It's a crime so unusual that any motive seems almost inconceivable.
Officials said it is still safe to buy strawberries but consumers should cut them up before eating them.
The needles were discovered in three strawberries in a single punnet, which a customer had bought from Coles in Engadine in Sydney's south.
Australians have also been warned to cut strawberries before eating them.
Reports out of three Aussie states have strawberry lovers checking their fresh fruit carefully.
The Australian state of Queensland on Saturday (Sept 15) offered a A$100,000 (S$98,450) reward for information leading to the arrest of those responsible for sabotaging strawberries with sewing needles. "It is simply unacceptable".
An urgent recall was originally issued on Wednesday following the discovery of needles planted inside the fruit, with Queensland's Chief Health Officer Dr Jeannette Young advising anyone who has purchased strawberries from the Berry Liscious and Berry Obsession brands to dispose of their fruit immediately. "I am furious about this".
NSW Police and Queensland Police are investigating whether the latest needles found in strawberries are the work of a copycat, or related to the original incidents. "If you stop picking them for a few days then they stop producing fruit, so we're trying to weather out this storm and hope that things get better, but to do that it's costing".

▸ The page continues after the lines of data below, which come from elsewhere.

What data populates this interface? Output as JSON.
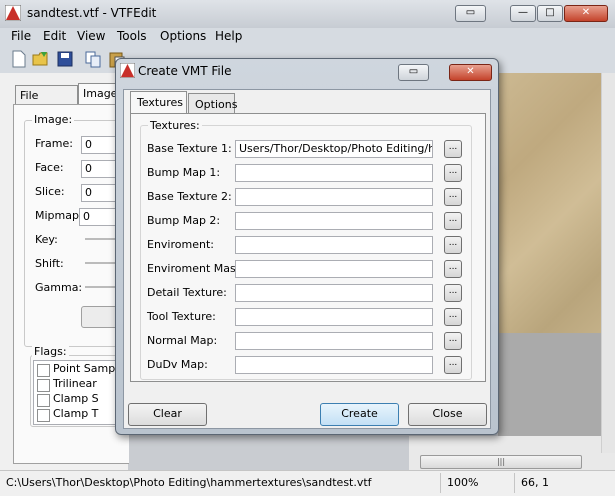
{
  "main": {
    "title": "sandtest.vtf - VTFEdit",
    "menu": [
      "File",
      "Edit",
      "View",
      "Tools",
      "Options",
      "Help"
    ],
    "tabs": [
      "File System",
      "Image"
    ],
    "image_group": {
      "label": "Image:",
      "fields": [
        {
          "label": "Frame:",
          "value": "0"
        },
        {
          "label": "Face:",
          "value": "0"
        },
        {
          "label": "Slice:",
          "value": "0"
        },
        {
          "label": "Mipmap:",
          "value": "0"
        }
      ],
      "sliders": [
        "Key:",
        "Shift:",
        "Gamma:"
      ]
    },
    "flags_group": {
      "label": "Flags:",
      "items": [
        "Point Sample",
        "Trilinear",
        "Clamp S",
        "Clamp T"
      ]
    },
    "status": {
      "path": "C:\\Users\\Thor\\Desktop\\Photo Editing\\hammertextures\\sandtest.vtf",
      "zoom": "100%",
      "coords": "66, 1"
    }
  },
  "dialog": {
    "title": "Create VMT File",
    "tabs": [
      "Textures",
      "Options"
    ],
    "group_label": "Textures:",
    "rows": [
      {
        "label": "Base Texture 1:",
        "value": "Users/Thor/Desktop/Photo Editing/hamm"
      },
      {
        "label": "Bump Map 1:",
        "value": ""
      },
      {
        "label": "Base Texture 2:",
        "value": ""
      },
      {
        "label": "Bump Map 2:",
        "value": ""
      },
      {
        "label": "Enviroment:",
        "value": ""
      },
      {
        "label": "Enviroment Mask:",
        "value": ""
      },
      {
        "label": "Detail Texture:",
        "value": ""
      },
      {
        "label": "Tool Texture:",
        "value": ""
      },
      {
        "label": "Normal Map:",
        "value": ""
      },
      {
        "label": "DuDv Map:",
        "value": ""
      }
    ],
    "browse_label": "...",
    "buttons": {
      "clear": "Clear",
      "create": "Create",
      "close": "Close"
    }
  }
}
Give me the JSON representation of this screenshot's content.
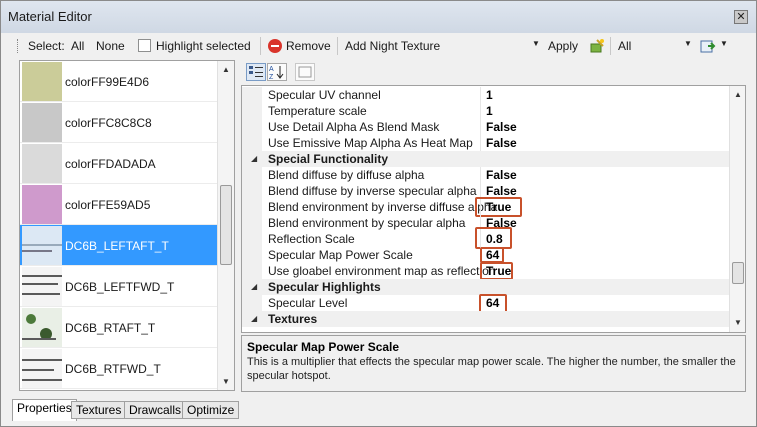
{
  "window": {
    "title": "Material Editor",
    "close": "✕"
  },
  "toolbar": {
    "select_label": "Select:",
    "all": "All",
    "none": "None",
    "highlight": "Highlight selected",
    "remove": "Remove",
    "texture_select": "Add Night Texture",
    "apply": "Apply",
    "filter_select": "All"
  },
  "materials": [
    {
      "label": "colorFF99E4D6",
      "swatch": "#cbcc99"
    },
    {
      "label": "colorFFC8C8C8",
      "swatch": "#c8c8c8"
    },
    {
      "label": "colorFFDADADA",
      "swatch": "#dadada"
    },
    {
      "label": "colorFFE59AD5",
      "swatch": "#cf9acc"
    },
    {
      "label": "DC6B_LEFTAFT_T",
      "selected": true
    },
    {
      "label": "DC6B_LEFTFWD_T"
    },
    {
      "label": "DC6B_RTAFT_T"
    },
    {
      "label": "DC6B_RTFWD_T"
    }
  ],
  "properties": [
    {
      "name": "Specular UV channel",
      "value": "1"
    },
    {
      "name": "Temperature scale",
      "value": "1"
    },
    {
      "name": "Use Detail Alpha As Blend Mask",
      "value": "False"
    },
    {
      "name": "Use Emissive Map Alpha As Heat Map",
      "value": "False"
    },
    {
      "category": true,
      "name": "Special Functionality"
    },
    {
      "name": "Blend diffuse by diffuse alpha",
      "value": "False"
    },
    {
      "name": "Blend diffuse by inverse specular alpha",
      "value": "False"
    },
    {
      "name": "Blend environment by inverse diffuse alpha",
      "value": "True",
      "highlight": true
    },
    {
      "name": "Blend environment by specular alpha",
      "value": "False"
    },
    {
      "name": "Reflection Scale",
      "value": "0.8",
      "highlight": true
    },
    {
      "name": "Specular Map Power Scale",
      "value": "64",
      "highlight": true
    },
    {
      "name": "Use gloabel environment map as reflection",
      "value": "True",
      "highlight": true
    },
    {
      "category": true,
      "name": "Specular Highlights"
    },
    {
      "name": "Specular Level",
      "value": "64",
      "highlight": true
    },
    {
      "category": true,
      "name": "Textures"
    }
  ],
  "description": {
    "title": "Specular Map Power Scale",
    "text": "This is a multiplier that effects the specular map power scale. The higher the number, the smaller the specular hotspot."
  },
  "tabs": [
    {
      "label": "Properties",
      "active": true
    },
    {
      "label": "Textures"
    },
    {
      "label": "Drawcalls"
    },
    {
      "label": "Optimize"
    }
  ],
  "colors": {
    "highlight_border": "#c8512b",
    "selection": "#3399ff"
  }
}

"Police are urging anyone who finds strawberry punnets containing foreign objects to contact the police in their home state", the Coles spokesperson said. A number of grocers have removed the berries from their shelves.
Jennifer Rowling of the Queensland Strawberry Growers' Association said she believed the strawberries had been "interfered with".
'This is food terrorism that is bringing an industry to its knees, ' Strawberries Australia Inc Queensland spokesman Ray Daniels said.
"How could any right-minded person want to put a baby or a child or anybody's health at risk by doing such a awful act?" she asked.